I recently stayed up for 24 hours. I had little control as I was traveling via air, with delayed and canceled flights. It has taken me three days to recover. Sometimes we face deadlines and projects that are compounded with work hours, procrastination, and Netflix.
Let’s be real for a moment: one of the top two reasons students are referred for a student conduct violation for academic misconduct is lack of time management. So let’s reflect on how you manage your time and how to make sleep fit into your schedule.
- Sometimes we convince ourselves if we just stay up later and later, we can get more and more done. The reality is our work is not as good as we can actually do, and we stop functioning as ourselves.
- Desperate times call for desperate measures: when we run out of time, we run out of ourselves. This means we look at taking ideas that we find online or in places that aren’t ours but using them in assignments. You’re better than this.
- When you are up for 24-hours, you are functioning as if you’ve had 6 beers. Your drunk brain is not going to produce quality work.
- Lack of sleep actually makes you feel more emotional, becoming mentally and physically depressed. Taking care of your adult self means you get sleep.
- You can’t store up on sleep—either you sleep or you don’t. When you don’t sleep, you’re depriving your mind from fully functioning. You’ll also need recovery time to get your body rested and back to thinking at your normal capacity.

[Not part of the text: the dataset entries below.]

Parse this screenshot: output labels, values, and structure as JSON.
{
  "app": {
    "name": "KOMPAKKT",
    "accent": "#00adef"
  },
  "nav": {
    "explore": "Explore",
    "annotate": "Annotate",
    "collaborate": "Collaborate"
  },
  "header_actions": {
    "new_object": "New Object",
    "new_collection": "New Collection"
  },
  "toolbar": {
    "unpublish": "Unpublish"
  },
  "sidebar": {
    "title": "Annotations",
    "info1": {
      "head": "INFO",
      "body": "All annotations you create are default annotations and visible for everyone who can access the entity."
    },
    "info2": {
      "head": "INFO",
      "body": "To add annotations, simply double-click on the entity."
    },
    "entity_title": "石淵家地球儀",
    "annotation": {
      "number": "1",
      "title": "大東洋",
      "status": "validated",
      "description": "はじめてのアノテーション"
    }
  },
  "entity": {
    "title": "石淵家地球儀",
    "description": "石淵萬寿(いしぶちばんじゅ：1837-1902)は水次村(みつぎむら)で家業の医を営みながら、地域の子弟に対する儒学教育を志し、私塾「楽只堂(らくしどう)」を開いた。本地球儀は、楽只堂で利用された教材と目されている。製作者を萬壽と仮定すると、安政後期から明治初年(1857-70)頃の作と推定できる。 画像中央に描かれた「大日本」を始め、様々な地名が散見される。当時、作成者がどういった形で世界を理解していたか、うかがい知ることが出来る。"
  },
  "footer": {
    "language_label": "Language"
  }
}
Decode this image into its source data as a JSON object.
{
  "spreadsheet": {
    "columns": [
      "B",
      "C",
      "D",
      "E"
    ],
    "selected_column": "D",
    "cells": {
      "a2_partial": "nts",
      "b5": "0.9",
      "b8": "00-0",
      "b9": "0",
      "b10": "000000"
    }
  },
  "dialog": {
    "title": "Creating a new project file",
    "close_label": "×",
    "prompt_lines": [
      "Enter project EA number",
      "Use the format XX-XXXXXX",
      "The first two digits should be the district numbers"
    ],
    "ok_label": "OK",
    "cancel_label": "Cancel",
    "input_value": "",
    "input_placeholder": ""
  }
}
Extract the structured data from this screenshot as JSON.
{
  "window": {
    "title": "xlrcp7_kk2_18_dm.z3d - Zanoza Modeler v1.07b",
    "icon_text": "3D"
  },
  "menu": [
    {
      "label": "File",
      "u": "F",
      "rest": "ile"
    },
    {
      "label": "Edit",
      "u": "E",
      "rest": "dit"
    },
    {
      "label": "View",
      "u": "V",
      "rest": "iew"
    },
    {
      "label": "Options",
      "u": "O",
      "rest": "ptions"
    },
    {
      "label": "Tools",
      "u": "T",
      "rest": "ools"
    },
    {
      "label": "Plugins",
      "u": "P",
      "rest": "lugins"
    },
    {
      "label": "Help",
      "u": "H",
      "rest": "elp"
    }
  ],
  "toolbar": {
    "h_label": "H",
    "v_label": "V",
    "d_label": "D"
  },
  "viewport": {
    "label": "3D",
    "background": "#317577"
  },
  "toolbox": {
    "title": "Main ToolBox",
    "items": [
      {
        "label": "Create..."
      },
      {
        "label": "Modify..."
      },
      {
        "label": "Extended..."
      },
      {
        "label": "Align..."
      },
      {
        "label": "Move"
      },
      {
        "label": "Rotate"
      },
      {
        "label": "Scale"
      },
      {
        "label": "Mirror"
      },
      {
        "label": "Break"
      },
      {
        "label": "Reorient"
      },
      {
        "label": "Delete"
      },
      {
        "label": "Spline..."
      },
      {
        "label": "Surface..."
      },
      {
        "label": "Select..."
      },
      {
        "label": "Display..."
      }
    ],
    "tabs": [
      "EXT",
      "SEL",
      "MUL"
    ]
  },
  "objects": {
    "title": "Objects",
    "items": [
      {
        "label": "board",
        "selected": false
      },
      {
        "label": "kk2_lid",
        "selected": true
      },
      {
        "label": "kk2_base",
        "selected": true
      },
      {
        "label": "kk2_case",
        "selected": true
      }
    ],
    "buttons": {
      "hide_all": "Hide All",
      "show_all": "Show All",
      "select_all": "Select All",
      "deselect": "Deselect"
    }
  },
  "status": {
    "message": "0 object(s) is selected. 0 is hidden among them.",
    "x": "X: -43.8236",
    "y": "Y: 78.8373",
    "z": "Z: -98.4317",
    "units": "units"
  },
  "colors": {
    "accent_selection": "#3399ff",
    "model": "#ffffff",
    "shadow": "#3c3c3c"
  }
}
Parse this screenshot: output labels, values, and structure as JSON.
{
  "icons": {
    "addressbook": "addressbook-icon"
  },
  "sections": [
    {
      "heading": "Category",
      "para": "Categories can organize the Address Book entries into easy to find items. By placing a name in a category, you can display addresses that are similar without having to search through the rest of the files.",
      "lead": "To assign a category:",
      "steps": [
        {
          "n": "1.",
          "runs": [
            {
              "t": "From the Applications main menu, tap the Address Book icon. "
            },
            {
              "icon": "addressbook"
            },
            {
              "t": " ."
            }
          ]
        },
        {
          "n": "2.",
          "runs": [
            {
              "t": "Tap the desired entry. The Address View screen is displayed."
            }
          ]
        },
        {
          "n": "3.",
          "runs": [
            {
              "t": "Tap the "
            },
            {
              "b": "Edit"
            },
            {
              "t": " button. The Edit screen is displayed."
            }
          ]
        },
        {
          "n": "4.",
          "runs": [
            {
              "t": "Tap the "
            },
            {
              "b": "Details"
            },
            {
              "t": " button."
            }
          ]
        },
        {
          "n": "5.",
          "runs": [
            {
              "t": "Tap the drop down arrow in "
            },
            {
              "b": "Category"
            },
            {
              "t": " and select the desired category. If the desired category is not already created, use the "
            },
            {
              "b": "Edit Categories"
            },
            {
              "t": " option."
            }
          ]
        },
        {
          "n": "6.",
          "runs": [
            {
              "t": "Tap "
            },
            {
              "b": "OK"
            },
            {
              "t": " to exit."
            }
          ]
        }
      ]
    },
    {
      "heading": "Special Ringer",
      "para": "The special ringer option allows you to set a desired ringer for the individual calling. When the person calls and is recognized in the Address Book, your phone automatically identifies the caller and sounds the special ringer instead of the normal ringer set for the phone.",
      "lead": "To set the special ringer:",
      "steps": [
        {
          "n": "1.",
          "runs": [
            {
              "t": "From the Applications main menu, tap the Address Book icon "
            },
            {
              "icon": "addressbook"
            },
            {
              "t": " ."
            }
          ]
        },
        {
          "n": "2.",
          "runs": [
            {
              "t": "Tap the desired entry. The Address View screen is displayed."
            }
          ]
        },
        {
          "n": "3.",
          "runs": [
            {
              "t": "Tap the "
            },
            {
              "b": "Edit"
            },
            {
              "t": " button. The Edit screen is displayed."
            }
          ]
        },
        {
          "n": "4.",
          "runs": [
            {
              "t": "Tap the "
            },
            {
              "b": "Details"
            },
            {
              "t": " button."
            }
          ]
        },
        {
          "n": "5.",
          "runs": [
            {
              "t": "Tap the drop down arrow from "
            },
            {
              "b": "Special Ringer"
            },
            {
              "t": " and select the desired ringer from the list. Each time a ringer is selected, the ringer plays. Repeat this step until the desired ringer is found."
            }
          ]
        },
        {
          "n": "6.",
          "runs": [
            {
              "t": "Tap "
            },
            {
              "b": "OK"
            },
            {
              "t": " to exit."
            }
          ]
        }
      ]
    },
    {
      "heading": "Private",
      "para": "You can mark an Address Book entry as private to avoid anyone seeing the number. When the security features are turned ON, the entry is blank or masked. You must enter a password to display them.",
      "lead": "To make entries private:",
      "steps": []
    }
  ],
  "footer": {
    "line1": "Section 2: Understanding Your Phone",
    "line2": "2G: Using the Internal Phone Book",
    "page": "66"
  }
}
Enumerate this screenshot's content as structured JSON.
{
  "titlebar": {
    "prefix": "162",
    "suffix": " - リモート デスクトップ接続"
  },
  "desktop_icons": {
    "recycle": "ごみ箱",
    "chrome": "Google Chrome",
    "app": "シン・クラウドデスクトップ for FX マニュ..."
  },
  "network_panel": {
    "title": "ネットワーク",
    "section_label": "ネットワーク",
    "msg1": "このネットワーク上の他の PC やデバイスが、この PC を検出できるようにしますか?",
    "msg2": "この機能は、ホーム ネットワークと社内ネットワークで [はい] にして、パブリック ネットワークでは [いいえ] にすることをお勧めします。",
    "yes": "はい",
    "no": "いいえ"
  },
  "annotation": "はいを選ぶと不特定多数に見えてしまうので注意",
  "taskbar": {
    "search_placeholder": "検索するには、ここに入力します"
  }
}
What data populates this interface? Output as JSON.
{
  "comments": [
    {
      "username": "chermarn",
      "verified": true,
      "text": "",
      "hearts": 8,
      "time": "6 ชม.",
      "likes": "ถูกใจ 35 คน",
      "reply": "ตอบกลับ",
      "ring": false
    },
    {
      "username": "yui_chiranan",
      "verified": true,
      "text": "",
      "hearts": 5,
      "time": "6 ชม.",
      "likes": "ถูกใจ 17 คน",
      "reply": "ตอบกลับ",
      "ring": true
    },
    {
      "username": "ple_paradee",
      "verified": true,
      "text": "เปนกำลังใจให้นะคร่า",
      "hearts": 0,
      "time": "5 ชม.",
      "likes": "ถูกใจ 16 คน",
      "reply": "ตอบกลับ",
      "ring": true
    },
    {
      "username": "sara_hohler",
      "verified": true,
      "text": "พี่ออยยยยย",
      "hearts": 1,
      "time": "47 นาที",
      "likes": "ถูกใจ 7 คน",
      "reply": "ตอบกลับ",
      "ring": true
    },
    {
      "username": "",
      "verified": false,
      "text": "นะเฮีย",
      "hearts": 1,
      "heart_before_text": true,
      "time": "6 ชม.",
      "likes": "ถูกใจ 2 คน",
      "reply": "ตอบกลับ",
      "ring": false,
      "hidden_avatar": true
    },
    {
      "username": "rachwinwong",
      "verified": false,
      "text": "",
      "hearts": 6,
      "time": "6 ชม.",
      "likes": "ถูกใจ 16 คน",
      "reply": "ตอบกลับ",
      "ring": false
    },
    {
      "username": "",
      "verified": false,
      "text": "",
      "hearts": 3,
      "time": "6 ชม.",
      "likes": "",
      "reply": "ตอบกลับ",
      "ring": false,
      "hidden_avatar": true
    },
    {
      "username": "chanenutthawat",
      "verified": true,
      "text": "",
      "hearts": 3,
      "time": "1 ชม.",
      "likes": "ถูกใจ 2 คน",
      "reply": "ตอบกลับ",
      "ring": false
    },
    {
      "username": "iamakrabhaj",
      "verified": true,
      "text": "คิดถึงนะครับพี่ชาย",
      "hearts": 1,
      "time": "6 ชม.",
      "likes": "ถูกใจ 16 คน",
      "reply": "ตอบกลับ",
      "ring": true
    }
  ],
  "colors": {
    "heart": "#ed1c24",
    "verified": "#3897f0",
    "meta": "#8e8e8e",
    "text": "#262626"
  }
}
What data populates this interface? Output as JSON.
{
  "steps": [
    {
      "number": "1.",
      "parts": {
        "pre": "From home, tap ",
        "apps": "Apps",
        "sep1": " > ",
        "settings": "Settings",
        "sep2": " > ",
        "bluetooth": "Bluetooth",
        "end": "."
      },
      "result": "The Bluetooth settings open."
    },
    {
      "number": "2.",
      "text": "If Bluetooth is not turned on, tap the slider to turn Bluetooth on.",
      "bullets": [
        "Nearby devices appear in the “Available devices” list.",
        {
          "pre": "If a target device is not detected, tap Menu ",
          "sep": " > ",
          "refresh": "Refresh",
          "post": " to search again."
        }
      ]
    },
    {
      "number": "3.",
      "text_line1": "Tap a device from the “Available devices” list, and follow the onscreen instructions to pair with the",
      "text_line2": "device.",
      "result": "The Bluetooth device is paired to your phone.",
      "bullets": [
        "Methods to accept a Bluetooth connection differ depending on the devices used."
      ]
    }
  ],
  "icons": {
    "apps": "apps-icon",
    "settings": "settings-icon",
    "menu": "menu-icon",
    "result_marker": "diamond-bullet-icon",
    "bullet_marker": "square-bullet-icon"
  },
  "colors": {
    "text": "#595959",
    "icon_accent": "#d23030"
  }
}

Not managing your time means you’re going to run out of energy—skip class, skip shifts at work, and skip studying. To make up for it, you then start to consider how you might cut corners. Stop yourself before you wreck yourself.